If there are altruistic Nigerian youth who are not driven by the intent to make a killing or to “hammer,” in power or in its corridors, I dare say they are a negligible minority. All one needs is to follow threads or conversations on issues of ethnicity and religion in social media platforms to know that the youth are as lost as the old brigade in chauvinism and bigotry.
If the youth are not of nobler character than the old brigade in the embracement of ethnicity, religion and corruption why should I celebrate the “Not Too Young To Run” law or make a case for the youth takeover of political leadership of my country? It would be replacing six with half dozen.
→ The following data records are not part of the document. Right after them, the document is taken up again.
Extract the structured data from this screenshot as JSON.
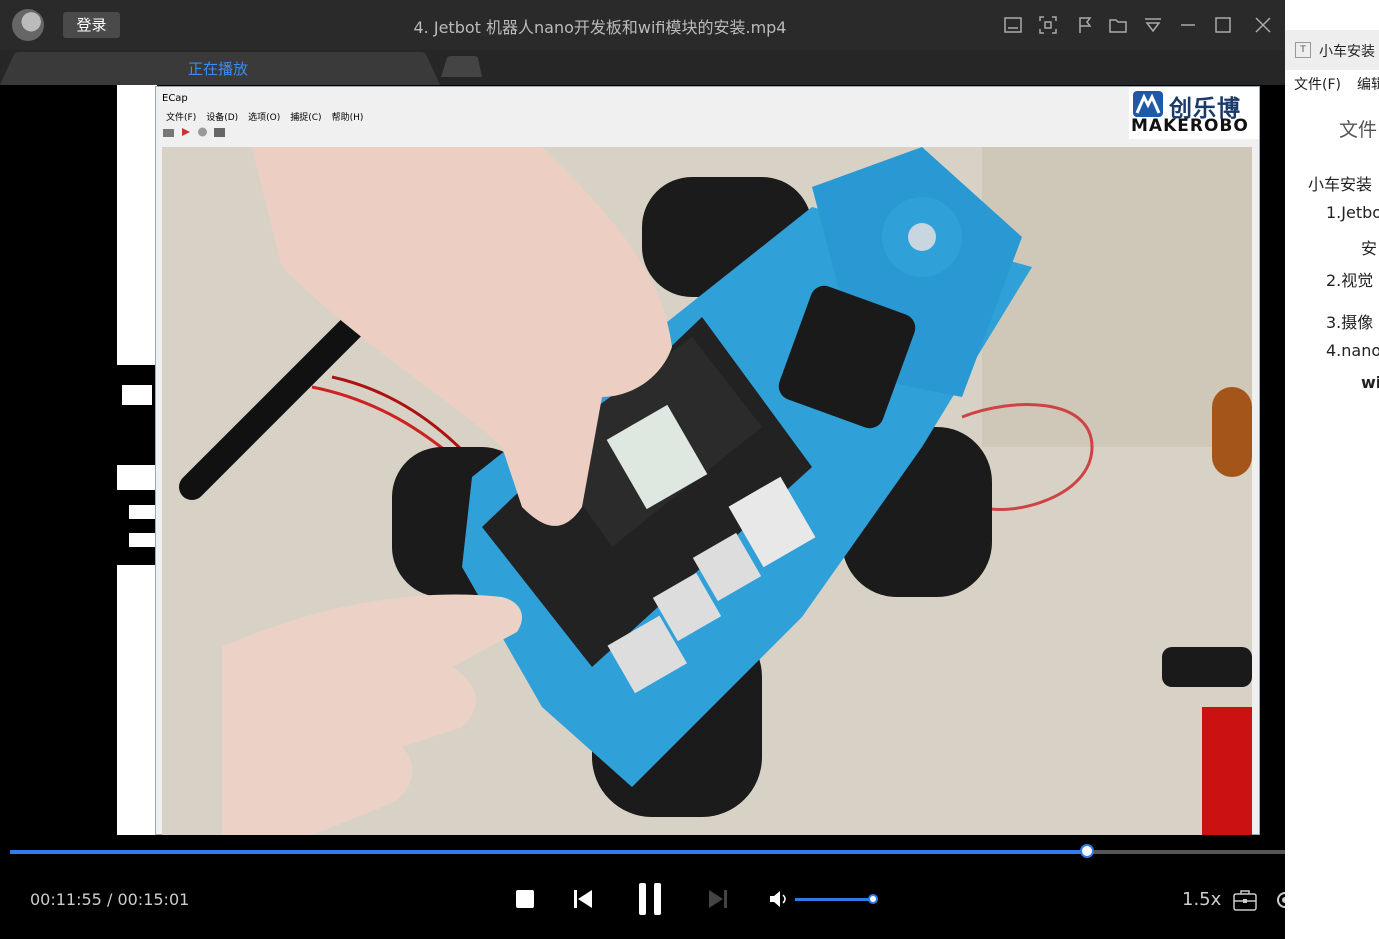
{
  "app": {
    "login_label": "登录",
    "window_title": "4. Jetbot 机器人nano开发板和wifi模块的安装.mp4",
    "tab_label": "正在播放"
  },
  "video_frame": {
    "window_title": "ECap",
    "menu": [
      "文件(F)",
      "设备(D)",
      "选项(O)",
      "捕捉(C)",
      "帮助(H)"
    ],
    "brand_cn": "创乐博",
    "brand_en": "MAKEROBO"
  },
  "player": {
    "current_time": "00:11:55",
    "separator": "/",
    "total_time": "00:15:01",
    "progress": 0.845,
    "volume": 1.0,
    "speed_label": "1.5x"
  },
  "sidebar": {
    "doc_tab": "小车安装",
    "menu_file": "文件(F)",
    "menu_edit": "编辑",
    "heading": "文件",
    "outline": [
      "小车安装",
      "1.Jetbo",
      "安",
      "2.视觉",
      "3.摄像",
      "4.nano",
      "wi"
    ]
  },
  "colors": {
    "accent": "#2f7be8",
    "tab_text": "#3b8cf0",
    "titlebar": "#2a2a2a"
  }
}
Olisa Agbakoba, SAN and former President Olusegun Obasanjo have been strident on their position for a generational shift in governance. Way back 2017, Agbakoba in a letter, sought Obasanjo’s enlistment in the crusade. I found Obasanjo’s July 28, 2017 reply to the letter, frank and edifying. By way of comparism between the old brigade and today’s youth, Obasanjo said, “The point to ponder is how have the successor generation positioned themselves to lead? I look back at some members of the younger generation and I am miffed at the missed opportunities.

“I am equally saddened that although we the so-called older generation did facilitate, some semblance of infrastructural development, today the gains made have been mostly pushed down the drain by some of those privileged young people saddled with similar responsibilities in the recent past.” These perspectives give me cause to ponder. While we can do without the many baggage of gerontocracy, it is good to be a spring chicken in government, yet we will come to grief if emphasis is placed on youthfulness rather than ability to deliver outcomes.
If there is anything of consequence with the “Not Too Young To Run” law, it is its provision for independent candidature. For whatever it is worth, non-partisan politicians can now stand for elections. This is in place in many democracies, including that of the U.S; we copied. In fact the Nebraska State Legislature is strictly for non-partisan politicians. The U.K has its own version and in Kuwait, political parties are totally outlawed, only independent candidates play.